Ethan: What we're hoping to do for this semester is try to build that group of people that will build the inertia to sustain the club, getting at least a couple of regular members. If you're interested, come! Being a regular, just being there, helps keep the club going. It was so nice to see we had a pretty decent turnout for our first meeting. It was so nice to see that many people interested in the DSA. I think this club has real potential. We can build a big mass movement on campus to fight for the changes that we want to see both on our campus, our communities, ultimately, across our country and in the world.
What excites you most about left politics on campus right now?
Matthew: In great opposition to how the current mainstream political discussion has had with a great degree of polarization, vitriol even, I think we've seen a lot of people here on campus if not interested in YDSA, they are at the very least recognizing it as a valid form of political expression. Here on campus, we are perhaps a bit liberal or left-leaning overall. But we also have many other people here. We have a lot of support here, a lot of people appreciate our presence here on campus. Even if they don't participate in the club directly, it's very much this kind of bellwether for how people view the organization, and corporate bounds of power that we're currently seeing here on campus.
Vesa: For me, much more simply, it's just even perceiving what people are interested in because we had good turnout. And as we said, to move sustainably is important to us. That energy in the beginning we've seen is really inspiring to me. That's what gets me excited. Everyone around wants to do something.
Ethan: The chance to build solidarity and community, definitely a group of people that believe in the same ideals as you, that are willing to fight alongside you to help make those changes to realize those ideals is a very inspiring thought. To see the crowd of people gathered, to learn from each other, and fight alongside each other to make those changes that you want to see in the world. Just electrifying.

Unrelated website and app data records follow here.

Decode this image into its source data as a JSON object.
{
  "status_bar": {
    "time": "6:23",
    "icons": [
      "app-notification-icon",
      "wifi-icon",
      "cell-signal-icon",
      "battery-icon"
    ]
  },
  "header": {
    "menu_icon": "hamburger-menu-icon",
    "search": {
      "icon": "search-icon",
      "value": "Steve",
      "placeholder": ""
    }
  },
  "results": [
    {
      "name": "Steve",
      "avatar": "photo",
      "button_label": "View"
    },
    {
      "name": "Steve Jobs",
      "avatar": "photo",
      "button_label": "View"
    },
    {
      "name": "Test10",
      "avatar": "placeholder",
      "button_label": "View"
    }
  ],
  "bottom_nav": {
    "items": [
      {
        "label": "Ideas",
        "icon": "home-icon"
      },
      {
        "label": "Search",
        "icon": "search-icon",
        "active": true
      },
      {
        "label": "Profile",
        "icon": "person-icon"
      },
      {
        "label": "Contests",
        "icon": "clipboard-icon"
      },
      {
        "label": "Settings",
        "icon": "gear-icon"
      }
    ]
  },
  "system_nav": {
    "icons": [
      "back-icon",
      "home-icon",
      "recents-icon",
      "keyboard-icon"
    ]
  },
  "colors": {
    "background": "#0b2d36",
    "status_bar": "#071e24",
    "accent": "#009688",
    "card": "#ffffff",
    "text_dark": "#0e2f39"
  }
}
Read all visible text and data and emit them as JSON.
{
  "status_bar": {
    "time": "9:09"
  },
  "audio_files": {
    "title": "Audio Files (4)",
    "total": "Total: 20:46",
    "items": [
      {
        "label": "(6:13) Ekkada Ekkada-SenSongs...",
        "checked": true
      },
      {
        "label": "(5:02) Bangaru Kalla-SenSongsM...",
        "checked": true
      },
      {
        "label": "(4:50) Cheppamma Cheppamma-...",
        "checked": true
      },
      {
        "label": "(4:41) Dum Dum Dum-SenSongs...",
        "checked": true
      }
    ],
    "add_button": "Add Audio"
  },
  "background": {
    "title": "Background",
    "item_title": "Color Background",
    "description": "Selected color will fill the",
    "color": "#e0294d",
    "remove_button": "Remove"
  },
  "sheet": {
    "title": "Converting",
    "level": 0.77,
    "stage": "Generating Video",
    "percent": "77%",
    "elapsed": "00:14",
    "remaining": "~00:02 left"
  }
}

Corrections (2/15/22): The blurb at the top of the interview incorrectly listed Matthew's pronouns. They have been corrected to he/him. The blurb also incorrectly stated that YDSA meets on Tuesdays at 7:30 PM. This has been corrected to Tuesdays at 7 PM.